While Dr Jones is quick to point out that not all the research Sirtex is involved in will prove fruitful, he readily concedes his organisation has long since outgrown its start-up phase. It has won multiple awards such as the 2014 Frost & Sullivan Life Science Company of the Year and 2013 NSW Premier’s Export Award for Health & Biotechnology with its chief executive Gilman Wong winning CEO magazine’s CEO of the Year in 2012. It now has production facilities pumping out SIR-Spheres in the USA, Germany and Singapore and will triple its manufacturing capacity in 2015.
“The turning point for me was when we got FDA approval in 2002 to market our treatment in the USA,” says Dr Jones. “That put us in an elite group of Australian companies, such as ResMed and Cochlear, that were operating in the US. The next big inflection point, aside from getting regulatory approval for markets such as Japan and China, will be when the results of the large-scale clinical trials come back.

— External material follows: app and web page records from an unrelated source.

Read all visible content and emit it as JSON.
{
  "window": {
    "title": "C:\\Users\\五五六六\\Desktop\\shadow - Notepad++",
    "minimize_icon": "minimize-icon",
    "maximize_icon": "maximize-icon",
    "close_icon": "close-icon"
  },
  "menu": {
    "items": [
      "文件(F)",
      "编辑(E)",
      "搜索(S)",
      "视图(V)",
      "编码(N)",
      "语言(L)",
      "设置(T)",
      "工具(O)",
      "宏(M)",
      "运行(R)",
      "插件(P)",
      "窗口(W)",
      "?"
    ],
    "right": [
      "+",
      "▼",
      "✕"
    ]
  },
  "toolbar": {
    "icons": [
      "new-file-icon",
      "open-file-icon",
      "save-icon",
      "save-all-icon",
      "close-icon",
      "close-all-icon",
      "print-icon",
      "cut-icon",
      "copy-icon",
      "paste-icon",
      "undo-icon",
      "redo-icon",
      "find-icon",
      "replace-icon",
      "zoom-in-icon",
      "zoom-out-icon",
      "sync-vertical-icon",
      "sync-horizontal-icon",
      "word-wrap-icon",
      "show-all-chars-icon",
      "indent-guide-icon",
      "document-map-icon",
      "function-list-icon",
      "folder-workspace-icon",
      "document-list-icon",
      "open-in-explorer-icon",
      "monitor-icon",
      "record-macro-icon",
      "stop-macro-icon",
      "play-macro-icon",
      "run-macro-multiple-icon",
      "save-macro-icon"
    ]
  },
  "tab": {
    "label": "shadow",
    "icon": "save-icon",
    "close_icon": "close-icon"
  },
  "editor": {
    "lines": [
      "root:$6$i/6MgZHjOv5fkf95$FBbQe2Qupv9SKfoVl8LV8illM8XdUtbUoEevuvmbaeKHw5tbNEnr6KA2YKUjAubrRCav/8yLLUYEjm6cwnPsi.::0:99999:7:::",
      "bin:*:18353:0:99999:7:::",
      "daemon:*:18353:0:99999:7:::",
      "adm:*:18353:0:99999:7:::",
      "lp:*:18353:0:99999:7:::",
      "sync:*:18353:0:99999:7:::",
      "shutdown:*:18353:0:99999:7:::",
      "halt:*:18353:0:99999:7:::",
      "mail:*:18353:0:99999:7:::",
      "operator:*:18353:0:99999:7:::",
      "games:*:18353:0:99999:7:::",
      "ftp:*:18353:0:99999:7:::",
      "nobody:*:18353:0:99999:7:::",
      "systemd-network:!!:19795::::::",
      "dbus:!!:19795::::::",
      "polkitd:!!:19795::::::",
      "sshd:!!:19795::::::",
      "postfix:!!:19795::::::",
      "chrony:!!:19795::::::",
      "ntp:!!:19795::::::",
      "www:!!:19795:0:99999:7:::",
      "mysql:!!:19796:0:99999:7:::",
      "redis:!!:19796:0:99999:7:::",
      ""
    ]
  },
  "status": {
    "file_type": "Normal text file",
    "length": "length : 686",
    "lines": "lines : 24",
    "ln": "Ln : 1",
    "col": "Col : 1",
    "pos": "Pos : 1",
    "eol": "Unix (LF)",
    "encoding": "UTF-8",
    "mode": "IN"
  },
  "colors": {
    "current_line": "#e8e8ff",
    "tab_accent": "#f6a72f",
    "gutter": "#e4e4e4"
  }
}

Hopefully they will provide the evidence to convince oncologists to make wider use of SIRT. Presently only around one per cent of liver cancer patients are given the treatment and it’s often used a last resort rather than first option. Also, as personalised medicine technology develops, we should be able to much more precisely determine the dosages patients should receive.”
Sirtex has always been circumspect about suggesting it is on the path to developing a cure for cancer. Nonetheless, the company’s CEO Gilman Wong has now begun trumpeting his team’s determination to help take the sting out of one of mankind’s greatest scourges.
In a recent speech Wong declared, “Together with our customers and collaborators in the medical community, Sirtex shares a common vision where cancer is a treatable chronic condition that patients can successfully live with or be cured from. It is an ambitious goal but one for which there are many precedents. Diseases like HIV, diabetes and heart disease were all considered terminal conditions a few decades ago. Advances in medicine have seen these conditions become chronic conditions people can successfully live with.”